Problem requirements »
Every line below that holds the string "Workflow" should be copied out.

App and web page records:
• • •
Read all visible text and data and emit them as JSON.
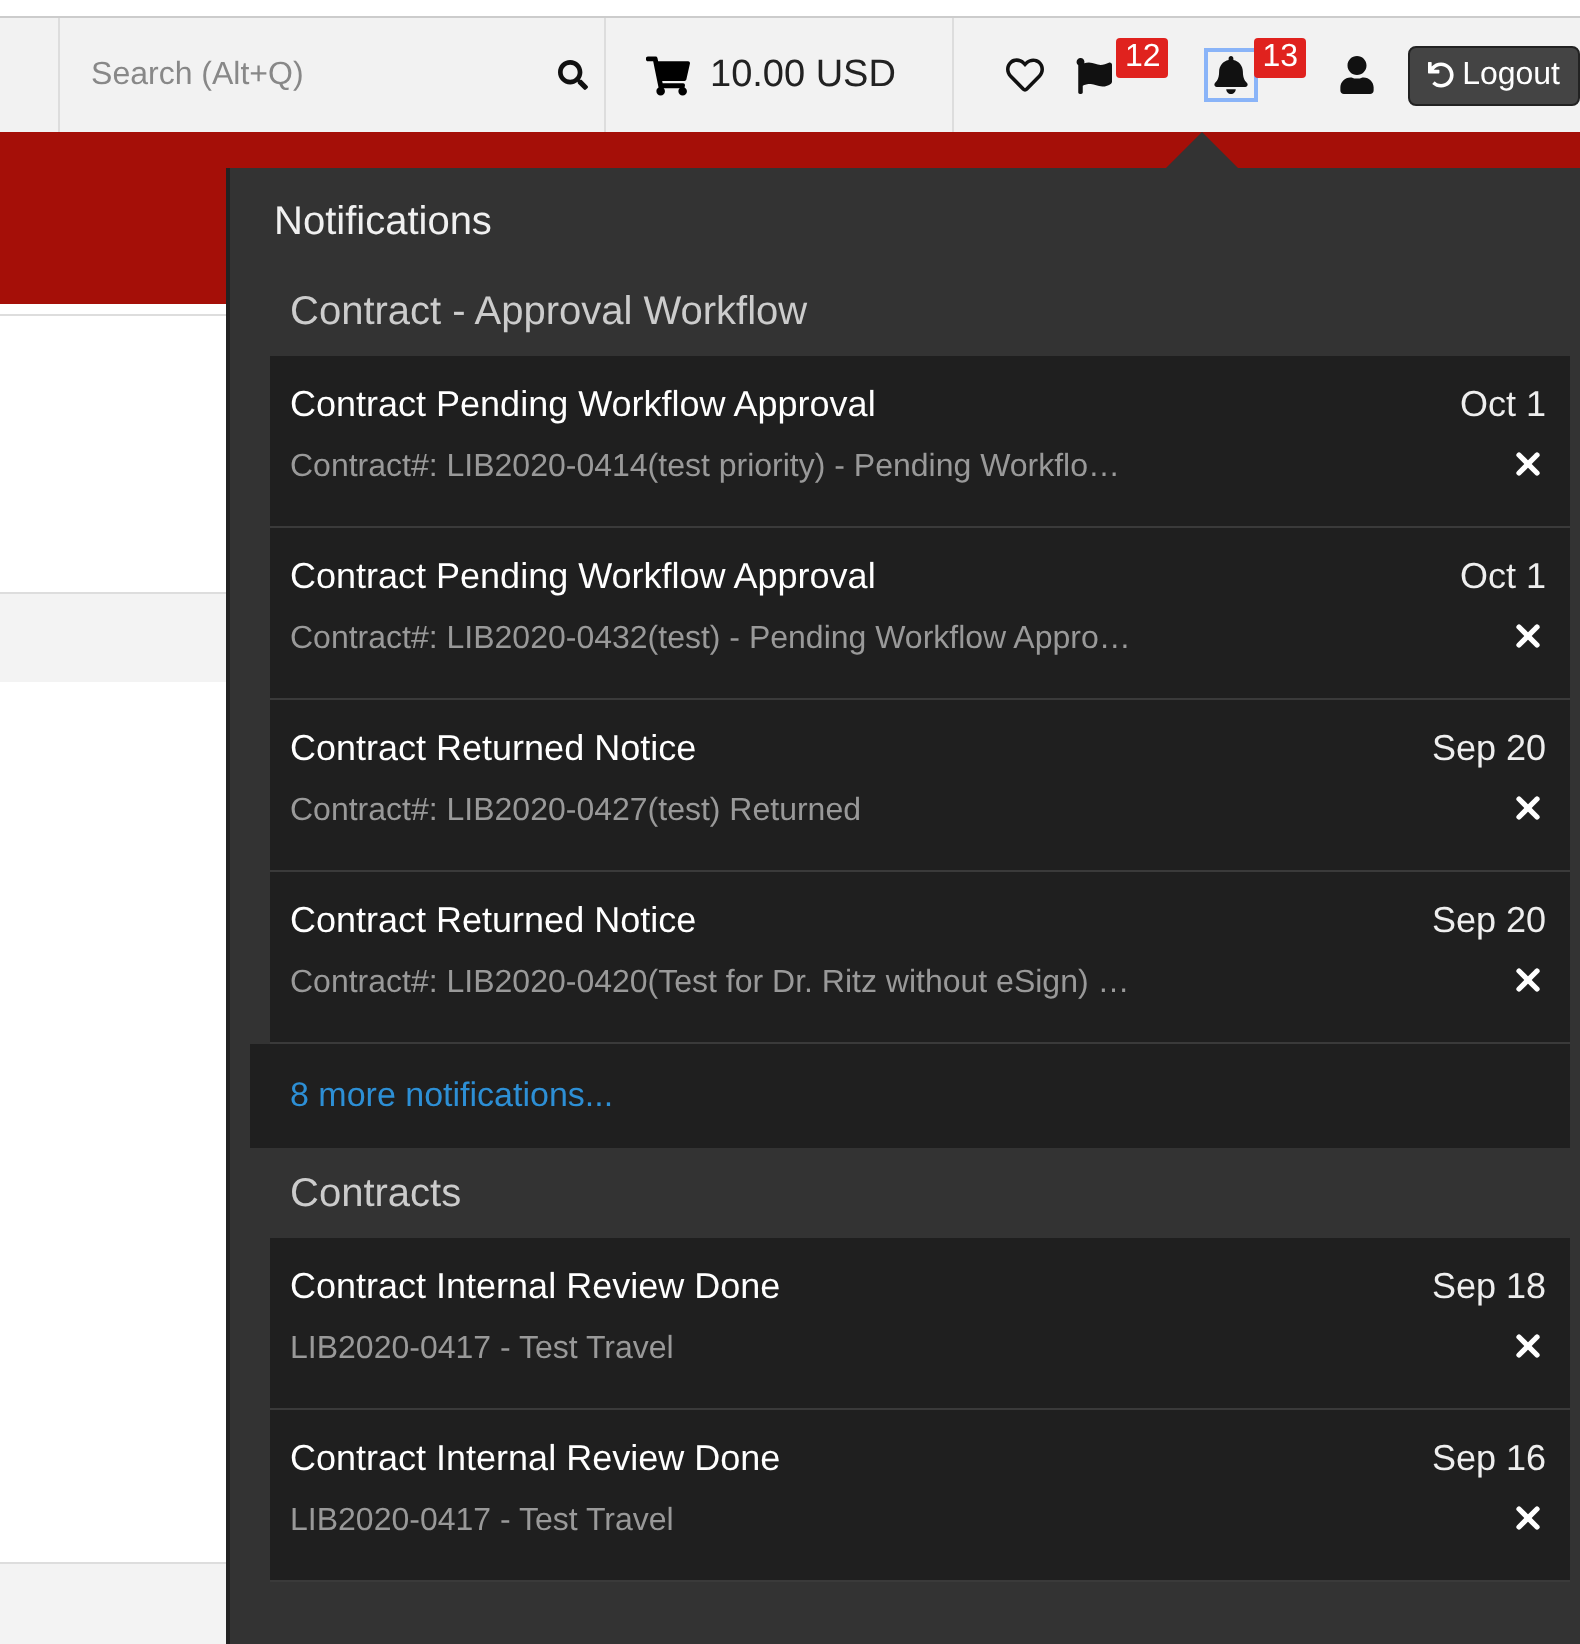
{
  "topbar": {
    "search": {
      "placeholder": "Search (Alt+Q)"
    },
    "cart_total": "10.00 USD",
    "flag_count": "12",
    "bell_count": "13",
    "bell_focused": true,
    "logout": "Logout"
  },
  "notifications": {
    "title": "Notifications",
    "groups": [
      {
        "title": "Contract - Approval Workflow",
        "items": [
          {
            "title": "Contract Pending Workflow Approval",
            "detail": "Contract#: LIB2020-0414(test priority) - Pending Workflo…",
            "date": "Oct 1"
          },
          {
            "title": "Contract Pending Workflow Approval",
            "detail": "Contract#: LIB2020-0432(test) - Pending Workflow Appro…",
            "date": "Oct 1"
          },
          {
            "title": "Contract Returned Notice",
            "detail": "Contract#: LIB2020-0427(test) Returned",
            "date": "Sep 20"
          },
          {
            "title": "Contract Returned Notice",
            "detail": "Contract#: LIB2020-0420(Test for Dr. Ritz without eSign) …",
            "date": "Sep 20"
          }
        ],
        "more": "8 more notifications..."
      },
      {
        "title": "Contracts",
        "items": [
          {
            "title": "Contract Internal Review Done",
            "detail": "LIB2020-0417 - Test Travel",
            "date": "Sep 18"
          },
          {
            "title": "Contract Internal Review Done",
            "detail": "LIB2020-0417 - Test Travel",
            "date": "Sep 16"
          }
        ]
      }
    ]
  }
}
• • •
Answer to this exercise »
        "title": "Contract - Approval Workflow",
            "title": "Contract Pending Workflow Approval",
            "title": "Contract Pending Workflow Approval",
            "detail": "Contract#: LIB2020-0432(test) - Pending Workflow Appro…",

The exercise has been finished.